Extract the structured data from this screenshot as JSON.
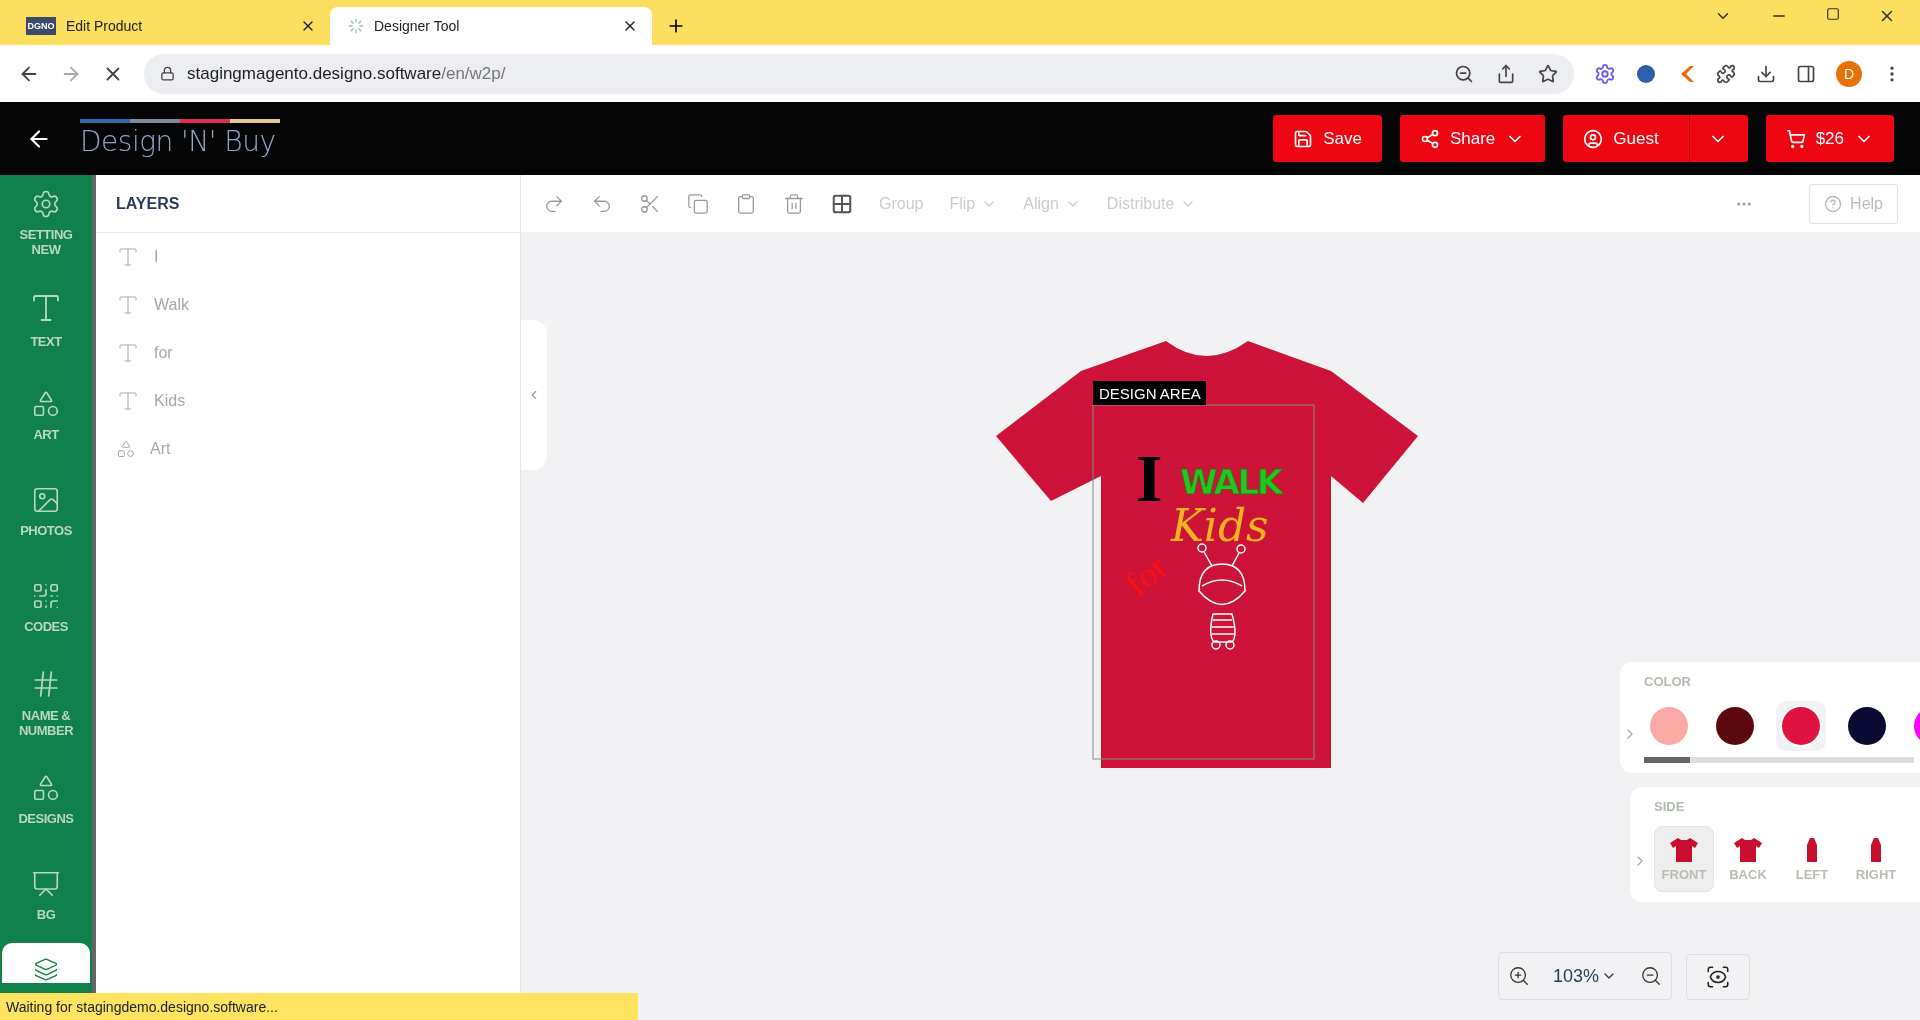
{
  "browser": {
    "tabs": [
      {
        "title": "Edit Product",
        "favicon": "DGNO",
        "selected": false
      },
      {
        "title": "Designer Tool",
        "selected": true
      }
    ],
    "url": {
      "host": "stagingmagento.designo.software",
      "path": "/en/w2p/"
    },
    "profile": "D"
  },
  "header": {
    "logo": "Design 'N' Buy",
    "buttons": [
      {
        "label": "Save",
        "kind": "save"
      },
      {
        "label": "Share",
        "kind": "share"
      },
      {
        "label": "Guest",
        "kind": "guest"
      },
      {
        "label": "$26",
        "kind": "cart"
      }
    ]
  },
  "sidebar": {
    "items": [
      {
        "label": "SETTING NEW",
        "kind": "settings",
        "selected": false
      },
      {
        "label": "TEXT",
        "kind": "text",
        "selected": false
      },
      {
        "label": "ART",
        "kind": "art",
        "selected": false
      },
      {
        "label": "PHOTOS",
        "kind": "photos",
        "selected": false
      },
      {
        "label": "CODES",
        "kind": "codes",
        "selected": false
      },
      {
        "label": "NAME & NUMBER",
        "kind": "number",
        "selected": false
      },
      {
        "label": "DESIGNS",
        "kind": "art",
        "selected": false
      },
      {
        "label": "BG",
        "kind": "bg",
        "selected": false
      },
      {
        "kind": "layers",
        "selected": true
      }
    ]
  },
  "layers": {
    "title": "LAYERS",
    "items": [
      {
        "name": "I",
        "kind": "text"
      },
      {
        "name": "Walk",
        "kind": "text"
      },
      {
        "name": "for",
        "kind": "text"
      },
      {
        "name": "Kids",
        "kind": "text"
      },
      {
        "name": "Art",
        "kind": "art"
      }
    ]
  },
  "toolbar": {
    "tools": [
      {
        "kind": "redo"
      },
      {
        "kind": "undo"
      },
      {
        "kind": "cut"
      },
      {
        "kind": "copy"
      },
      {
        "kind": "paste"
      },
      {
        "kind": "delete"
      },
      {
        "kind": "pattern"
      }
    ],
    "menus": [
      {
        "label": "Group",
        "dropdown": false
      },
      {
        "label": "Flip",
        "dropdown": true
      },
      {
        "label": "Align",
        "dropdown": true
      },
      {
        "label": "Distribute",
        "dropdown": true
      }
    ],
    "help": "Help"
  },
  "canvas": {
    "design_area_label": "DESIGN AREA",
    "design": {
      "word_1": "I",
      "word_2": "WALK",
      "word_3": "for",
      "word_4": "Kids"
    }
  },
  "color_panel": {
    "title": "COLOR",
    "swatches": [
      {
        "color": "#f9a8a4",
        "selected": false
      },
      {
        "color": "#5c0a10",
        "selected": false
      },
      {
        "color": "#e0123f",
        "selected": true
      },
      {
        "color": "#0b0a33",
        "selected": false
      },
      {
        "color": "#ff00ff",
        "selected": false
      }
    ]
  },
  "side_panel": {
    "title": "SIDE",
    "sides": [
      {
        "label": "FRONT",
        "kind": "front",
        "selected": true
      },
      {
        "label": "BACK",
        "kind": "back",
        "selected": false
      },
      {
        "label": "LEFT",
        "kind": "left",
        "selected": false
      },
      {
        "label": "RIGHT",
        "kind": "right",
        "selected": false
      }
    ]
  },
  "zoom": {
    "value": "103%"
  },
  "status_bar": "Waiting for stagingdemo.designo.software..."
}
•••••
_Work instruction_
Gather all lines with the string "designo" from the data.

_Answer area_
      "host": "stagingmagento.designo.software",
  "status_bar": "Waiting for stagingdemo.designo.software..."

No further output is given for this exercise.